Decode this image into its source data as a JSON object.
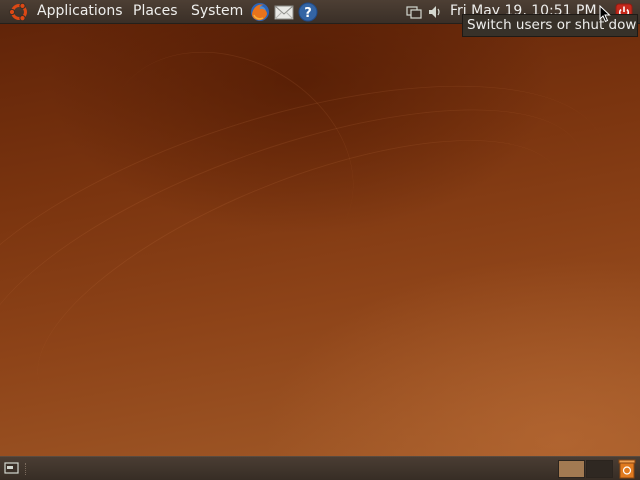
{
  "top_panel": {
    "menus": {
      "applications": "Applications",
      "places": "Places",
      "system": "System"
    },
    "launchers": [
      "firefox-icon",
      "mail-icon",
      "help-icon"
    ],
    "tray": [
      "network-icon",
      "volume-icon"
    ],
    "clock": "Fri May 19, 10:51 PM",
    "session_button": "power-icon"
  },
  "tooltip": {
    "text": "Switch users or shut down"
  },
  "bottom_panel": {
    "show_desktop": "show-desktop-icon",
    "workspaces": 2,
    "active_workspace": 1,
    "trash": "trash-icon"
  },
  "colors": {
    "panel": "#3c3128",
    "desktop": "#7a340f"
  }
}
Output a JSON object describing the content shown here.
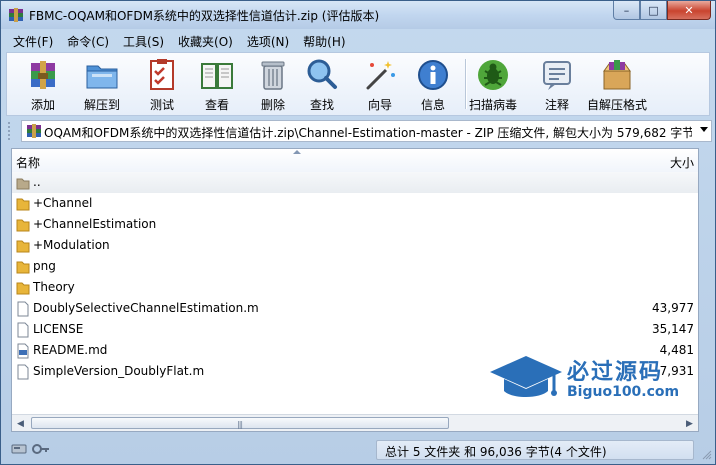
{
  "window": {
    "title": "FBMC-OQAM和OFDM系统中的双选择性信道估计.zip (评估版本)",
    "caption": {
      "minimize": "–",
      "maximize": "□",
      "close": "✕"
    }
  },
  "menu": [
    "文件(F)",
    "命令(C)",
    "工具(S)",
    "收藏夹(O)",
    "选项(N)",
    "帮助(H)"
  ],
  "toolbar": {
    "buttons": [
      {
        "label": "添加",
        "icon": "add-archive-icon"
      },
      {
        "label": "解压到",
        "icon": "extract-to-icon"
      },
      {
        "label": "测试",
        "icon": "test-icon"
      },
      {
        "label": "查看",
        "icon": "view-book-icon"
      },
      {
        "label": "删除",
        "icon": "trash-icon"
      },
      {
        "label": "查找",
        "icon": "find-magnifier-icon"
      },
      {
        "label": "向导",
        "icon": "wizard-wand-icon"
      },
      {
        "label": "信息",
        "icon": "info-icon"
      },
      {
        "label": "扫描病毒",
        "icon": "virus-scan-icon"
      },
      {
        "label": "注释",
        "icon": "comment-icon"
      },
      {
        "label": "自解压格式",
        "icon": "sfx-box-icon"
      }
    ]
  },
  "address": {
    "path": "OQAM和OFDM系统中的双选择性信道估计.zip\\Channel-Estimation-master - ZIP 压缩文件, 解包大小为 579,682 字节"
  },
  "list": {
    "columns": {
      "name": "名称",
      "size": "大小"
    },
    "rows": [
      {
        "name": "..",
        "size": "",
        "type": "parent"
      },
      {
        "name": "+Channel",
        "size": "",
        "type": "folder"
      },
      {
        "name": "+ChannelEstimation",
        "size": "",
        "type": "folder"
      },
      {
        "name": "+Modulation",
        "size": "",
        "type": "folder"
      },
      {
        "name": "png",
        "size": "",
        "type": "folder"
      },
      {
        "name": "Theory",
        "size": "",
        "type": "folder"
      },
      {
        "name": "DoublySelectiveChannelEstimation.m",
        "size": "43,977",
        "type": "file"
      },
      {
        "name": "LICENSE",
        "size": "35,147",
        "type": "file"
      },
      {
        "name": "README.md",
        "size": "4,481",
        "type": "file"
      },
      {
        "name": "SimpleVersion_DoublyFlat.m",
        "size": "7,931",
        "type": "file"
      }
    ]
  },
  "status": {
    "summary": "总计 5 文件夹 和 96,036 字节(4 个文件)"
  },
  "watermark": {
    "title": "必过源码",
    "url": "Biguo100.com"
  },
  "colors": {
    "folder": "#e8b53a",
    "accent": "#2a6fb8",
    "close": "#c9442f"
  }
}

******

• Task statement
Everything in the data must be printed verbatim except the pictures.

• Response
Decode this image into its source data as a JSON object.
{
  "top_panel": {
    "menus": {
      "applications": "Applications",
      "places": "Places",
      "system": "System"
    },
    "launchers": [
      "firefox-icon",
      "mail-icon",
      "help-icon"
    ],
    "tray": [
      "network-icon",
      "volume-icon"
    ],
    "clock": "Fri May 19, 10:51 PM",
    "session_button": "power-icon"
  },
  "tooltip": {
    "text": "Switch users or shut down"
  },
  "bottom_panel": {
    "show_desktop": "show-desktop-icon",
    "workspaces": 2,
    "active_workspace": 1,
    "trash": "trash-icon"
  },
  "colors": {
    "panel": "#3c3128",
    "desktop": "#7a340f"
  }
}
Output a JSON object describing the content shown here.
{
  "window": {
    "title": "FBMC-OQAM和OFDM系统中的双选择性信道估计.zip (评估版本)",
    "caption": {
      "minimize": "–",
      "maximize": "□",
      "close": "✕"
    }
  },
  "menu": [
    "文件(F)",
    "命令(C)",
    "工具(S)",
    "收藏夹(O)",
    "选项(N)",
    "帮助(H)"
  ],
  "toolbar": {
    "buttons": [
      {
        "label": "添加",
        "icon": "add-archive-icon"
      },
      {
        "label": "解压到",
        "icon": "extract-to-icon"
      },
      {
        "label": "测试",
        "icon": "test-icon"
      },
      {
        "label": "查看",
        "icon": "view-book-icon"
      },
      {
        "label": "删除",
        "icon": "trash-icon"
      },
      {
        "label": "查找",
        "icon": "find-magnifier-icon"
      },
      {
        "label": "向导",
        "icon": "wizard-wand-icon"
      },
      {
        "label": "信息",
        "icon": "info-icon"
      },
      {
        "label": "扫描病毒",
        "icon": "virus-scan-icon"
      },
      {
        "label": "注释",
        "icon": "comment-icon"
      },
      {
        "label": "自解压格式",
        "icon": "sfx-box-icon"
      }
    ]
  },
  "address": {
    "path": "OQAM和OFDM系统中的双选择性信道估计.zip\\Channel-Estimation-master - ZIP 压缩文件, 解包大小为 579,682 字节"
  },
  "list": {
    "columns": {
      "name": "名称",
      "size": "大小"
    },
    "rows": [
      {
        "name": "..",
        "size": "",
        "type": "parent"
      },
      {
        "name": "+Channel",
        "size": "",
        "type": "folder"
      },
      {
        "name": "+ChannelEstimation",
        "size": "",
        "type": "folder"
      },
      {
        "name": "+Modulation",
        "size": "",
        "type": "folder"
      },
      {
        "name": "png",
        "size": "",
        "type": "folder"
      },
      {
        "name": "Theory",
        "size": "",
        "type": "folder"
      },
      {
        "name": "DoublySelectiveChannelEstimation.m",
        "size": "43,977",
        "type": "file"
      },
      {
        "name": "LICENSE",
        "size": "35,147",
        "type": "file"
      },
      {
        "name": "README.md",
        "size": "4,481",
        "type": "file"
      },
      {
        "name": "SimpleVersion_DoublyFlat.m",
        "size": "7,931",
        "type": "file"
      }
    ]
  },
  "status": {
    "summary": "总计 5 文件夹 和 96,036 字节(4 个文件)"
  },
  "watermark": {
    "title": "必过源码",
    "url": "Biguo100.com"
  },
  "colors": {
    "folder": "#e8b53a",
    "accent": "#2a6fb8",
    "close": "#c9442f"
  }
}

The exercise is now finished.